family’s choice of drive through burial stores. They rap you up in
plastic and shove you into a giant paper sack and bring you up to the
take out window.
“Will there be flowers with that?” The
smartly dressed clerk at the window asks. Your relatives respond with,
“No thanks, but do you give air miles?”
Each car in the funeral procession will
speed through the viewing area where you’re propped up against the
glass like yesterdays donuts on display. The fastest funeral on record
– sounds silly doesn’t it? But we’re almost at that stage in our need
for more speed. Once you begin to have drive through funeral parlours,
who’s to say what comes next? Drive through circumcisions? Ouch!
You’ll notice that I’ve left out fast
food, other than to use it as a metaphor, and I did that on purpose
because whether it’s drive up or take away, or boil in the bag, drop
in the oven or nuked in the microwave, food is too easy to pick on. I
think that we’ve all seen this area of our lives get faster since the
1950’s when the first TV diners were introduced. Manufactures are
selling the latest conveniences in food preparation to anyone that has
a kitchen at an alarming rate.
Turn on a television on the weekends or
late night and watch a one hour commercial on how to cook a pot roast
in ten minutes; or how to juice twenty apples oranges, mangoes and old
shoes in less than a minute. It’s no longer farmer’s selling us our
food, its corporations. They don’t grow food anymore, they manufacture

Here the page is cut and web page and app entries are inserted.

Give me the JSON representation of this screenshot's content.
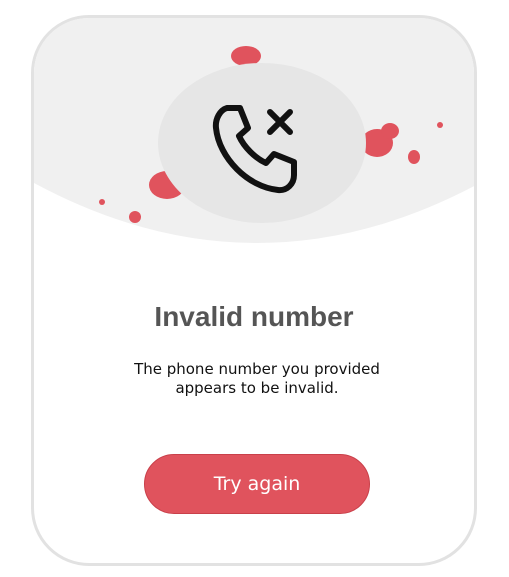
{
  "dialog": {
    "title": "Invalid number",
    "message": "The phone number you provided appears to be invalid.",
    "button_label": "Try again",
    "icon": "phone-x-icon"
  },
  "colors": {
    "accent": "#e0535d",
    "header_background": "#f0f0f0",
    "icon_circle": "#e6e6e6",
    "title": "#555555",
    "border": "#e2e2e2"
  }
}
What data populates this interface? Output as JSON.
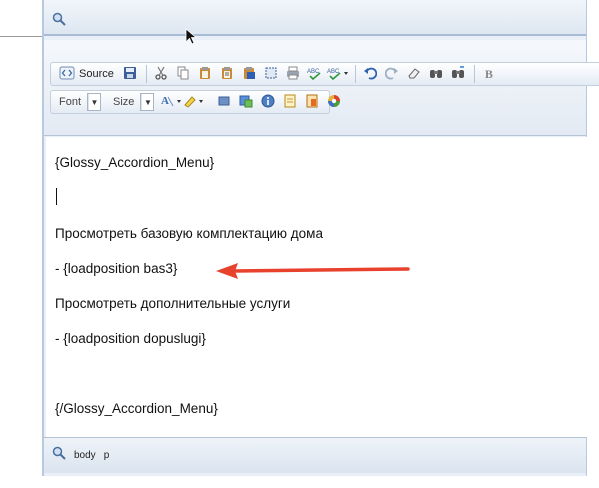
{
  "toolbar": {
    "source_label": "Source",
    "font_label": "Font",
    "size_label": "Size",
    "bold_label": "B"
  },
  "content": {
    "lines": [
      "{Glossy_Accordion_Menu}",
      "Просмотреть базовую комплектацию дома",
      "- {loadposition bas3}",
      "Просмотреть дополнительные услуги",
      "- {loadposition dopuslugi}",
      "{/Glossy_Accordion_Menu}"
    ]
  },
  "statusbar": {
    "path": [
      "body",
      "p"
    ]
  },
  "colors": {
    "annotation_arrow": "#e8412c",
    "chrome": "#dde6f1"
  }
}
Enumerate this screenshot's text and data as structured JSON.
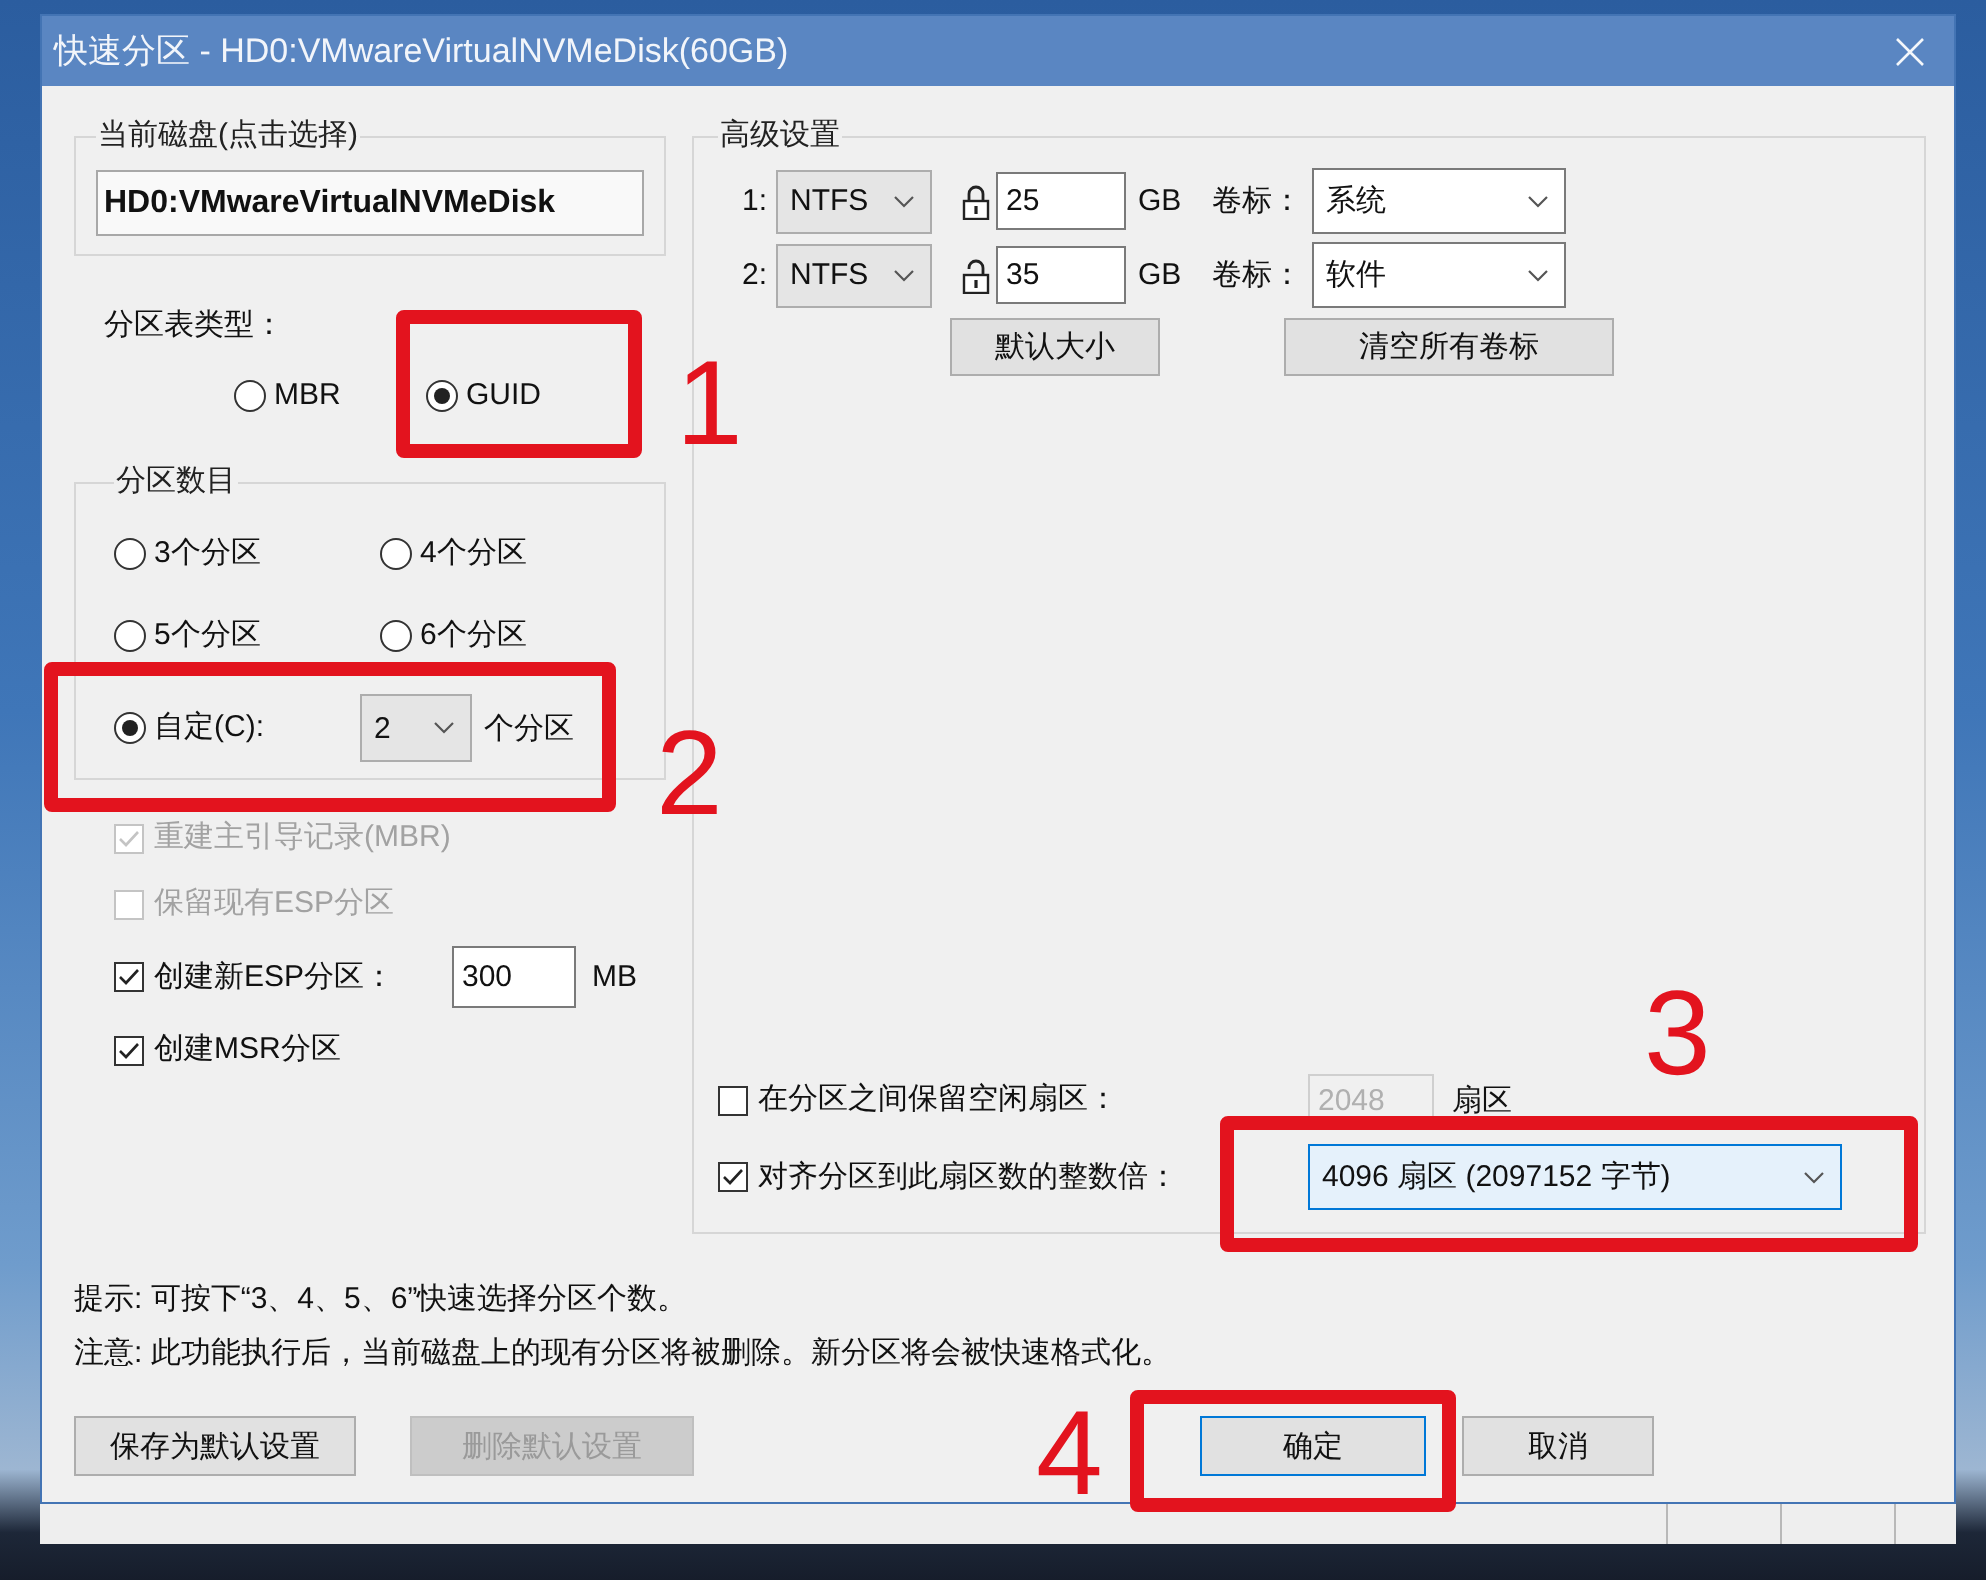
{
  "window": {
    "title": "快速分区 - HD0:VMwareVirtualNVMeDisk(60GB)"
  },
  "current_disk": {
    "label": "当前磁盘(点击选择)",
    "value": "HD0:VMwareVirtualNVMeDisk"
  },
  "partition_table": {
    "label": "分区表类型：",
    "options": [
      {
        "label": "MBR",
        "selected": false
      },
      {
        "label": "GUID",
        "selected": true
      }
    ]
  },
  "partition_count": {
    "label": "分区数目",
    "options": [
      {
        "kind": "radio",
        "label": "3个分区",
        "selected": false
      },
      {
        "kind": "radio",
        "label": "4个分区",
        "selected": false
      },
      {
        "kind": "radio",
        "label": "5个分区",
        "selected": false
      },
      {
        "kind": "radio",
        "label": "6个分区",
        "selected": false
      },
      {
        "kind": "radio_with_dropdown",
        "label": "自定(C):",
        "selected": true,
        "value": "2",
        "suffix": "个分区"
      }
    ]
  },
  "options": [
    {
      "kind": "checkbox",
      "label": "重建主引导记录(MBR)",
      "checked": true,
      "disabled": true
    },
    {
      "kind": "checkbox",
      "label": "保留现有ESP分区",
      "checked": false,
      "disabled": true
    },
    {
      "kind": "checkbox_with_field",
      "label": "创建新ESP分区：",
      "checked": true,
      "disabled": false,
      "value": "300",
      "unit": "MB"
    },
    {
      "kind": "checkbox",
      "label": "创建MSR分区",
      "checked": true,
      "disabled": false
    }
  ],
  "advanced": {
    "label": "高级设置",
    "partitions": [
      {
        "index": "1:",
        "filesystem": "NTFS",
        "locked": true,
        "size": "25",
        "unit": "GB",
        "volume_label_caption": "卷标：",
        "volume_label": "系统"
      },
      {
        "index": "2:",
        "filesystem": "NTFS",
        "locked": false,
        "size": "35",
        "unit": "GB",
        "volume_label_caption": "卷标：",
        "volume_label": "软件"
      }
    ],
    "buttons": [
      {
        "label": "默认大小"
      },
      {
        "label": "清空所有卷标"
      }
    ],
    "reserve_gap": {
      "label": "在分区之间保留空闲扇区：",
      "checked": false,
      "value": "2048",
      "unit": "扇区",
      "disabled": true
    },
    "align": {
      "label": "对齐分区到此扇区数的整数倍：",
      "checked": true,
      "value": "4096 扇区 (2097152 字节)",
      "highlighted": true
    }
  },
  "notes": [
    "提示: 可按下“3、4、5、6”快速选择分区个数。",
    "注意: 此功能执行后，当前磁盘上的现有分区将被删除。新分区将会被快速格式化。"
  ],
  "buttons": [
    {
      "label": "保存为默认设置",
      "disabled": false,
      "focused": false
    },
    {
      "label": "删除默认设置",
      "disabled": true,
      "focused": false
    },
    {
      "label": "确定",
      "disabled": false,
      "focused": true
    },
    {
      "label": "取消",
      "disabled": false,
      "focused": false
    }
  ],
  "annotations": [
    {
      "number": "1"
    },
    {
      "number": "2"
    },
    {
      "number": "3"
    },
    {
      "number": "4"
    }
  ]
}
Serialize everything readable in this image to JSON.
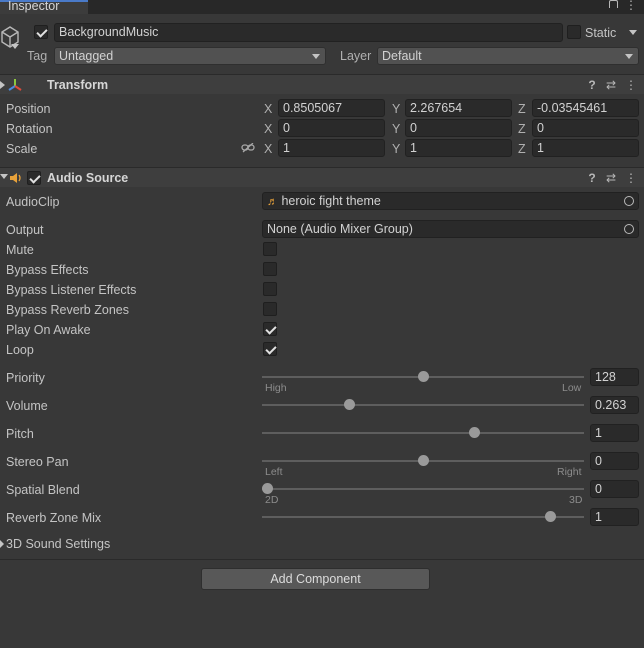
{
  "window": {
    "tab_label": "Inspector"
  },
  "header": {
    "object_name": "BackgroundMusic",
    "active": true,
    "static_label": "Static",
    "static_checked": false,
    "tag_label": "Tag",
    "tag_value": "Untagged",
    "layer_label": "Layer",
    "layer_value": "Default"
  },
  "transform": {
    "title": "Transform",
    "rows": [
      {
        "label": "Position",
        "x": "0.8505067",
        "y": "2.267654",
        "z": "-0.03545461"
      },
      {
        "label": "Rotation",
        "x": "0",
        "y": "0",
        "z": "0"
      },
      {
        "label": "Scale",
        "x": "1",
        "y": "1",
        "z": "1"
      }
    ],
    "axes": {
      "x": "X",
      "y": "Y",
      "z": "Z"
    }
  },
  "audio_source": {
    "title": "Audio Source",
    "enabled": true,
    "audioclip_label": "AudioClip",
    "audioclip_value": "heroic fight theme",
    "output_label": "Output",
    "output_value": "None (Audio Mixer Group)",
    "toggles": [
      {
        "label": "Mute",
        "checked": false
      },
      {
        "label": "Bypass Effects",
        "checked": false
      },
      {
        "label": "Bypass Listener Effects",
        "checked": false
      },
      {
        "label": "Bypass Reverb Zones",
        "checked": false
      },
      {
        "label": "Play On Awake",
        "checked": true
      },
      {
        "label": "Loop",
        "checked": true
      }
    ],
    "sliders": [
      {
        "label": "Priority",
        "value": "128",
        "fraction": 0.5,
        "left_tick": "High",
        "right_tick": "Low"
      },
      {
        "label": "Volume",
        "value": "0.263",
        "fraction": 0.263,
        "left_tick": "",
        "right_tick": ""
      },
      {
        "label": "Pitch",
        "value": "1",
        "fraction": 0.667,
        "left_tick": "",
        "right_tick": ""
      },
      {
        "label": "Stereo Pan",
        "value": "0",
        "fraction": 0.5,
        "left_tick": "Left",
        "right_tick": "Right"
      },
      {
        "label": "Spatial Blend",
        "value": "0",
        "fraction": 0.0,
        "left_tick": "2D",
        "right_tick": "3D"
      },
      {
        "label": "Reverb Zone Mix",
        "value": "1",
        "fraction": 0.909,
        "left_tick": "",
        "right_tick": ""
      }
    ],
    "sound_3d_label": "3D Sound Settings"
  },
  "add_component_label": "Add Component",
  "colors": {
    "panel": "#383838",
    "field": "#2a2a2a",
    "header": "#3e3e3e",
    "audio_icon": "#e8a23a"
  }
}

it. And along with food, these same companies also manufacture
televisions, stoves, cars and some even drill for oil. I’m having some
difficulty in seeing the connection between food and oil, but we do
have eatable oil products, maybe that’s it? We also have refrigerators
with built in televisions and internet connections and I’m still
trying to make that connection as well.
Our need to rush thought life is, in my
humble opinion, getting out of hand. We’ve forgotten how to relax and
enjoy life for what it is, a wonder of taste, sight, sound and
imagination. We’re more stressed, get sick more often and sleep less.
Daily routines have become chores and excitement is no longer
savoured. It’s ‘do it fast’ and move onto the next event. I
think that we’re missing the boat on life when we forget to take our
time and the present
becomes just a bookmark for our future.
When we rush from one task to the next we don’t see the life we’ve
missed around us and that is unfortunate, because we really can’t
appreciate what life is when we don’t take our time. Pity really…